In the lack of political order, morality and social ties were reinterpreted among the dispersed people, according to Kusenberg, who urged his readers to urgently put themselves back in that “starving, torn, shivering, poverty-stricken, perilous time”:

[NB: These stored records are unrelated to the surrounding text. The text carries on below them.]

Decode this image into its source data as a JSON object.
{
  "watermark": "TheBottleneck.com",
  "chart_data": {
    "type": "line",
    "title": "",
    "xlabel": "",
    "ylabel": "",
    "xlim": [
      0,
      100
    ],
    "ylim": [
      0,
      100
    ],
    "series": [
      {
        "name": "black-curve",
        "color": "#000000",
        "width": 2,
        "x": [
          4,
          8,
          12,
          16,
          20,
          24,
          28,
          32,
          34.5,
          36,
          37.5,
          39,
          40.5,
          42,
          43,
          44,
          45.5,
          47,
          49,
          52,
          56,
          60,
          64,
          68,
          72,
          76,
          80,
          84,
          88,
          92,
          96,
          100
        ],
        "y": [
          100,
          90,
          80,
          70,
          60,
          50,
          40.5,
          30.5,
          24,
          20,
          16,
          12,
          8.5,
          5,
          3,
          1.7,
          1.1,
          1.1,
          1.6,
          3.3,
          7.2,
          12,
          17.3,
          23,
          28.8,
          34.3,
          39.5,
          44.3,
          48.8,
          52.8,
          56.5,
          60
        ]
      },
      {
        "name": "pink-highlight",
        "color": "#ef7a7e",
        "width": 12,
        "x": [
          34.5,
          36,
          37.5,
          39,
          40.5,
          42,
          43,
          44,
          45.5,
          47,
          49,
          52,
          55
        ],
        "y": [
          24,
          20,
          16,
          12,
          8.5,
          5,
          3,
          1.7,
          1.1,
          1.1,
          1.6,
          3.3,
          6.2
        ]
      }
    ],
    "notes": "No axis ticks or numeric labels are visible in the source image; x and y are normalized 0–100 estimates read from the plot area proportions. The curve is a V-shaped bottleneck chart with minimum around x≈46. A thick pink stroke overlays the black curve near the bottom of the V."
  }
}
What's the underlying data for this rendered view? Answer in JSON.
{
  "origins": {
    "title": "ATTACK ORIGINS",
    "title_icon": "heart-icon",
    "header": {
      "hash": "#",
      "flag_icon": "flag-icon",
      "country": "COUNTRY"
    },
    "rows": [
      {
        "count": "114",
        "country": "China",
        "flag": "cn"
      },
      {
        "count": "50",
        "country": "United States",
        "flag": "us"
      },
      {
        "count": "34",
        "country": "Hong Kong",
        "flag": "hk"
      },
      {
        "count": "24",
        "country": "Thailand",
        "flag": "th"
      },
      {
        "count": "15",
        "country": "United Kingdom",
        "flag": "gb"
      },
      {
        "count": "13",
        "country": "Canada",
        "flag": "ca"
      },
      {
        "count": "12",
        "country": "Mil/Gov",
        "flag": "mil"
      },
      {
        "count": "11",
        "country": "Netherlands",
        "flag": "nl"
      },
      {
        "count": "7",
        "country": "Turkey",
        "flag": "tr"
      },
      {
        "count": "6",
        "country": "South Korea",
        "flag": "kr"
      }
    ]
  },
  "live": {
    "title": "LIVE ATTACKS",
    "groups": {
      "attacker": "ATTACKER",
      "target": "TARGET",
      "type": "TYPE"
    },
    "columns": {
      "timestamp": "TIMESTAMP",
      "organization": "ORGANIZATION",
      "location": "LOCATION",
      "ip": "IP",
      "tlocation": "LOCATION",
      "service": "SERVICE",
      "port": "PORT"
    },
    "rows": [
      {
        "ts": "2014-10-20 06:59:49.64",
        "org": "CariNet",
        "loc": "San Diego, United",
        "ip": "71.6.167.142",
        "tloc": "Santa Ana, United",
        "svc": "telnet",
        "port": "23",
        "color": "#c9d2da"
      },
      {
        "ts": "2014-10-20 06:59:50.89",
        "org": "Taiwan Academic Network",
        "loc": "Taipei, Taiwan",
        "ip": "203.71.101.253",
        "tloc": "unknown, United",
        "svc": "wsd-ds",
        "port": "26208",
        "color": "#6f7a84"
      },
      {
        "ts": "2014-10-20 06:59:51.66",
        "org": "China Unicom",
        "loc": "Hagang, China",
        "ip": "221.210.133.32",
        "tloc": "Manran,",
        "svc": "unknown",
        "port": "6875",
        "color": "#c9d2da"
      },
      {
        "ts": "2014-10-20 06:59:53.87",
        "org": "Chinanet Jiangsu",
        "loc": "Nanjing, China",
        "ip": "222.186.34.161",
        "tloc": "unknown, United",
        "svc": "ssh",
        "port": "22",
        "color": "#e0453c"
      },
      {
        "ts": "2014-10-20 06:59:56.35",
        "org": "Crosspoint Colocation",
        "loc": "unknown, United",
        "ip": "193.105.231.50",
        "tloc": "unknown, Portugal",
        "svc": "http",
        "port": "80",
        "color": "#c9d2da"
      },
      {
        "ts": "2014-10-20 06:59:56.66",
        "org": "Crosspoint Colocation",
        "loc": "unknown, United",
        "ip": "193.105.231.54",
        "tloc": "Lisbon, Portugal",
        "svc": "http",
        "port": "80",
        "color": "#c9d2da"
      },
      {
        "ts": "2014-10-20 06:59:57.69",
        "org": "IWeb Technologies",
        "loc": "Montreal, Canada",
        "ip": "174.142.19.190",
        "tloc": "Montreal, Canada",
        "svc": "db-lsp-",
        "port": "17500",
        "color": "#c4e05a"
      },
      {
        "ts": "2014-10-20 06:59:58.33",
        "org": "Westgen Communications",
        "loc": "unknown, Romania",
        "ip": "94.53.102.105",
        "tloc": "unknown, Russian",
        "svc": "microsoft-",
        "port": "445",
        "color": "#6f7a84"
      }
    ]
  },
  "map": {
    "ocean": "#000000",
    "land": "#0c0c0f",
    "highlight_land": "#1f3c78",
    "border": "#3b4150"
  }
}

A few images that have left a lasting impression on people’s memories of the post-war era in Germany include the Russian soldier yanking a woman’s bicycle out of her hands, the shadowy figures gathered around some eggs on the black market, the temporary Nissen huts housing refugees and people whose homes had been bombed, and the women hesitantly holding up photographs of their missing husbands to the returning prisoners of war. The sociological components of daily living, such as cleaning up, making love, stealing, and shopping, are less important in Aftermath than the cultural dimensions, such as the life of the intellect and the emergence of a radical new aesthetic. More specifically, questions of conscience, guilt, and repression are raised here. Germans tended to present themselves as sophisticated, well-educated, and tirelessly engaged in serious discussions. Today, we are very familiar with the Holocaust. We know little about how life went on in Germany after World War II because of the uncertainty it caused for the future of the nation.